Records for the exercise section start
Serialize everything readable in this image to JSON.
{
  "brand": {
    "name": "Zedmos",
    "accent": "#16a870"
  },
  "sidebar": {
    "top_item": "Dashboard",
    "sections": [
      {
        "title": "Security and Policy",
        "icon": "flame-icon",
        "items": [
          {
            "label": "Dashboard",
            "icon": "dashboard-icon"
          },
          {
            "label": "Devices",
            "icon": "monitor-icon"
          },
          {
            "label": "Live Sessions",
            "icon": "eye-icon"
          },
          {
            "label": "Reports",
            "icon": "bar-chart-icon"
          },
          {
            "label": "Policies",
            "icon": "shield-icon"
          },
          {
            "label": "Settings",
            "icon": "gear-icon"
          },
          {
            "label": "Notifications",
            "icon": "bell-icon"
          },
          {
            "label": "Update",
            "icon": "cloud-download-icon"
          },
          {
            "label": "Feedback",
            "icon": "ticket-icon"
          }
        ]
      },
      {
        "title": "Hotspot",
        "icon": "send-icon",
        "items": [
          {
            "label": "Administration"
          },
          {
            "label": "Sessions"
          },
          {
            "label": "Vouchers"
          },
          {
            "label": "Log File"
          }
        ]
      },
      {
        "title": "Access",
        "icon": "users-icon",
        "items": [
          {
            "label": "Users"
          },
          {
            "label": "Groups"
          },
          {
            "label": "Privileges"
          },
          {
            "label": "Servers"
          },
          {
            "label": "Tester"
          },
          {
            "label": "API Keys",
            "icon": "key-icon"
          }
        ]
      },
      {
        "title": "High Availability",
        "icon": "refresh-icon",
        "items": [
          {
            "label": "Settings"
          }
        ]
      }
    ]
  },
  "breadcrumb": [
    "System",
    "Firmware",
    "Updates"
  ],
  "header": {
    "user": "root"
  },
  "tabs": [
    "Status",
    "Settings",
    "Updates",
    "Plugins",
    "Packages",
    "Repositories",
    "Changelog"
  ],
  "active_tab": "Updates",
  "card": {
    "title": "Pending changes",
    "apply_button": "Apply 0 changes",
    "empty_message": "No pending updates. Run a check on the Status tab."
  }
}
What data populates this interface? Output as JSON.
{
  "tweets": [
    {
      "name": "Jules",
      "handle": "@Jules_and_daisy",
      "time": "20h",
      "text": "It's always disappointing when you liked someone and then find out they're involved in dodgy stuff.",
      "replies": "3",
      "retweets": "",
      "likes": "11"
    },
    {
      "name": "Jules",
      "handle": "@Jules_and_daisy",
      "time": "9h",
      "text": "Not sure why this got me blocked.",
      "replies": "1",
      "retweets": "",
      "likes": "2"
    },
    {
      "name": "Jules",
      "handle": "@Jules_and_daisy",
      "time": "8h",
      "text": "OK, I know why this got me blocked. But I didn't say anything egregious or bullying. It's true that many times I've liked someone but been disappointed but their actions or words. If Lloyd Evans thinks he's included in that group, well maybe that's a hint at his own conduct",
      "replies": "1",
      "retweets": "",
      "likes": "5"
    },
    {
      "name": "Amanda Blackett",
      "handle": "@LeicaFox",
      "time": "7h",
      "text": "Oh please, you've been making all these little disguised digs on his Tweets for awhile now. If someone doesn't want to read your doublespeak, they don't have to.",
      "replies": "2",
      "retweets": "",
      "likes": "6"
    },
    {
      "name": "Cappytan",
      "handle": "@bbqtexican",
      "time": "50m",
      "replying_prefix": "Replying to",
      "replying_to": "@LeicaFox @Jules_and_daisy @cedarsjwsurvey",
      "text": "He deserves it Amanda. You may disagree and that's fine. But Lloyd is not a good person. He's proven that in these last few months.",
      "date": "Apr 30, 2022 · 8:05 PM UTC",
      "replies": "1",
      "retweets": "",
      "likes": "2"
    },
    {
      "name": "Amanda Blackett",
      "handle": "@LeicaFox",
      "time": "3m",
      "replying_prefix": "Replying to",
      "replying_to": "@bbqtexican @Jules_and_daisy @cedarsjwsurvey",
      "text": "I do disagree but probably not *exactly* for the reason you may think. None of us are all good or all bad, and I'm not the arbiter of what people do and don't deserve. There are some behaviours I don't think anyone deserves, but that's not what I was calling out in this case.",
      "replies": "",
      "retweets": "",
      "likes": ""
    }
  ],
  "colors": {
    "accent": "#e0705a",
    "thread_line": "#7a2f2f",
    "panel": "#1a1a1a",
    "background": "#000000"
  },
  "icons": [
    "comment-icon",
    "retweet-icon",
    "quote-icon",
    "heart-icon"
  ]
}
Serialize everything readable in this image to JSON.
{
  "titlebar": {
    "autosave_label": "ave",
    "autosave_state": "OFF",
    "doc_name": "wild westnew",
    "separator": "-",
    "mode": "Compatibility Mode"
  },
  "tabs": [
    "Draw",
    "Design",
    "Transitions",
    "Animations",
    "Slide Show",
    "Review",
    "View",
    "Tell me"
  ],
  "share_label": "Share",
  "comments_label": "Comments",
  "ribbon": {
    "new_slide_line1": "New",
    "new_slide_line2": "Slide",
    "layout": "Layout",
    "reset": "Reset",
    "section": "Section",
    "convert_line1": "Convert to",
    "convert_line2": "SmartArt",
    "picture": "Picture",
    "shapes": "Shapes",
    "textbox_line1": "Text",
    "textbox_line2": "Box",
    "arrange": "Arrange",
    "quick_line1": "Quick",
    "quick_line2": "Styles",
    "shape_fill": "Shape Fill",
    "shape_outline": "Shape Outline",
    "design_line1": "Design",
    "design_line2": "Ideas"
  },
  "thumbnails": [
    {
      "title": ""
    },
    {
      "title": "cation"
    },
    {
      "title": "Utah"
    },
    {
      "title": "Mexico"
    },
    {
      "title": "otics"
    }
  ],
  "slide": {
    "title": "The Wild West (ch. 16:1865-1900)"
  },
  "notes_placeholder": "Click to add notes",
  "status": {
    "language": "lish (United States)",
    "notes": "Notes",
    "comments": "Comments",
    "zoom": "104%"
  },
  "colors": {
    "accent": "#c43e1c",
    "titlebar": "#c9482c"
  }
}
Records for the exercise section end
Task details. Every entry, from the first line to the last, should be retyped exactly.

Answer section.
Serialize everything readable in this image to JSON.
{
  "brand": {
    "name": "Zedmos",
    "accent": "#16a870"
  },
  "sidebar": {
    "top_item": "Dashboard",
    "sections": [
      {
        "title": "Security and Policy",
        "icon": "flame-icon",
        "items": [
          {
            "label": "Dashboard",
            "icon": "dashboard-icon"
          },
          {
            "label": "Devices",
            "icon": "monitor-icon"
          },
          {
            "label": "Live Sessions",
            "icon": "eye-icon"
          },
          {
            "label": "Reports",
            "icon": "bar-chart-icon"
          },
          {
            "label": "Policies",
            "icon": "shield-icon"
          },
          {
            "label": "Settings",
            "icon": "gear-icon"
          },
          {
            "label": "Notifications",
            "icon": "bell-icon"
          },
          {
            "label": "Update",
            "icon": "cloud-download-icon"
          },
          {
            "label": "Feedback",
            "icon": "ticket-icon"
          }
        ]
      },
      {
        "title": "Hotspot",
        "icon": "send-icon",
        "items": [
          {
            "label": "Administration"
          },
          {
            "label": "Sessions"
          },
          {
            "label": "Vouchers"
          },
          {
            "label": "Log File"
          }
        ]
      },
      {
        "title": "Access",
        "icon": "users-icon",
        "items": [
          {
            "label": "Users"
          },
          {
            "label": "Groups"
          },
          {
            "label": "Privileges"
          },
          {
            "label": "Servers"
          },
          {
            "label": "Tester"
          },
          {
            "label": "API Keys",
            "icon": "key-icon"
          }
        ]
      },
      {
        "title": "High Availability",
        "icon": "refresh-icon",
        "items": [
          {
            "label": "Settings"
          }
        ]
      }
    ]
  },
  "breadcrumb": [
    "System",
    "Firmware",
    "Updates"
  ],
  "header": {
    "user": "root"
  },
  "tabs": [
    "Status",
    "Settings",
    "Updates",
    "Plugins",
    "Packages",
    "Repositories",
    "Changelog"
  ],
  "active_tab": "Updates",
  "card": {
    "title": "Pending changes",
    "apply_button": "Apply 0 changes",
    "empty_message": "No pending updates. Run a check on the Status tab."
  }
}
What data populates this interface? Output as JSON.
{
  "tweets": [
    {
      "name": "Jules",
      "handle": "@Jules_and_daisy",
      "time": "20h",
      "text": "It's always disappointing when you liked someone and then find out they're involved in dodgy stuff.",
      "replies": "3",
      "retweets": "",
      "likes": "11"
    },
    {
      "name": "Jules",
      "handle": "@Jules_and_daisy",
      "time": "9h",
      "text": "Not sure why this got me blocked.",
      "replies": "1",
      "retweets": "",
      "likes": "2"
    },
    {
      "name": "Jules",
      "handle": "@Jules_and_daisy",
      "time": "8h",
      "text": "OK, I know why this got me blocked. But I didn't say anything egregious or bullying. It's true that many times I've liked someone but been disappointed but their actions or words. If Lloyd Evans thinks he's included in that group, well maybe that's a hint at his own conduct",
      "replies": "1",
      "retweets": "",
      "likes": "5"
    },
    {
      "name": "Amanda Blackett",
      "handle": "@LeicaFox",
      "time": "7h",
      "text": "Oh please, you've been making all these little disguised digs on his Tweets for awhile now. If someone doesn't want to read your doublespeak, they don't have to.",
      "replies": "2",
      "retweets": "",
      "likes": "6"
    },
    {
      "name": "Cappytan",
      "handle": "@bbqtexican",
      "time": "50m",
      "replying_prefix": "Replying to",
      "replying_to": "@LeicaFox @Jules_and_daisy @cedarsjwsurvey",
      "text": "He deserves it Amanda. You may disagree and that's fine. But Lloyd is not a good person. He's proven that in these last few months.",
      "date": "Apr 30, 2022 · 8:05 PM UTC",
      "replies": "1",
      "retweets": "",
      "likes": "2"
    },
    {
      "name": "Amanda Blackett",
      "handle": "@LeicaFox",
      "time": "3m",
      "replying_prefix": "Replying to",
      "replying_to": "@bbqtexican @Jules_and_daisy @cedarsjwsurvey",
      "text": "I do disagree but probably not *exactly* for the reason you may think. None of us are all good or all bad, and I'm not the arbiter of what people do and don't deserve. There are some behaviours I don't think anyone deserves, but that's not what I was calling out in this case.",
      "replies": "",
      "retweets": "",
      "likes": ""
    }
  ],
  "colors": {
    "accent": "#e0705a",
    "thread_line": "#7a2f2f",
    "panel": "#1a1a1a",
    "background": "#000000"
  },
  "icons": [
    "comment-icon",
    "retweet-icon",
    "quote-icon",
    "heart-icon"
  ]
}
Serialize everything readable in this image to JSON.
{
  "titlebar": {
    "autosave_label": "ave",
    "autosave_state": "OFF",
    "doc_name": "wild westnew",
    "separator": "-",
    "mode": "Compatibility Mode"
  },
  "tabs": [
    "Draw",
    "Design",
    "Transitions",
    "Animations",
    "Slide Show",
    "Review",
    "View",
    "Tell me"
  ],
  "share_label": "Share",
  "comments_label": "Comments",
  "ribbon": {
    "new_slide_line1": "New",
    "new_slide_line2": "Slide",
    "layout": "Layout",
    "reset": "Reset",
    "section": "Section",
    "convert_line1": "Convert to",
    "convert_line2": "SmartArt",
    "picture": "Picture",
    "shapes": "Shapes",
    "textbox_line1": "Text",
    "textbox_line2": "Box",
    "arrange": "Arrange",
    "quick_line1": "Quick",
    "quick_line2": "Styles",
    "shape_fill": "Shape Fill",
    "shape_outline": "Shape Outline",
    "design_line1": "Design",
    "design_line2": "Ideas"
  },
  "thumbnails": [
    {
      "title": ""
    },
    {
      "title": "cation"
    },
    {
      "title": "Utah"
    },
    {
      "title": "Mexico"
    },
    {
      "title": "otics"
    }
  ],
  "slide": {
    "title": "The Wild West (ch. 16:1865-1900)"
  },
  "notes_placeholder": "Click to add notes",
  "status": {
    "language": "lish (United States)",
    "notes": "Notes",
    "comments": "Comments",
    "zoom": "104%"
  },
  "colors": {
    "accent": "#c43e1c",
    "titlebar": "#c9482c"
  }
}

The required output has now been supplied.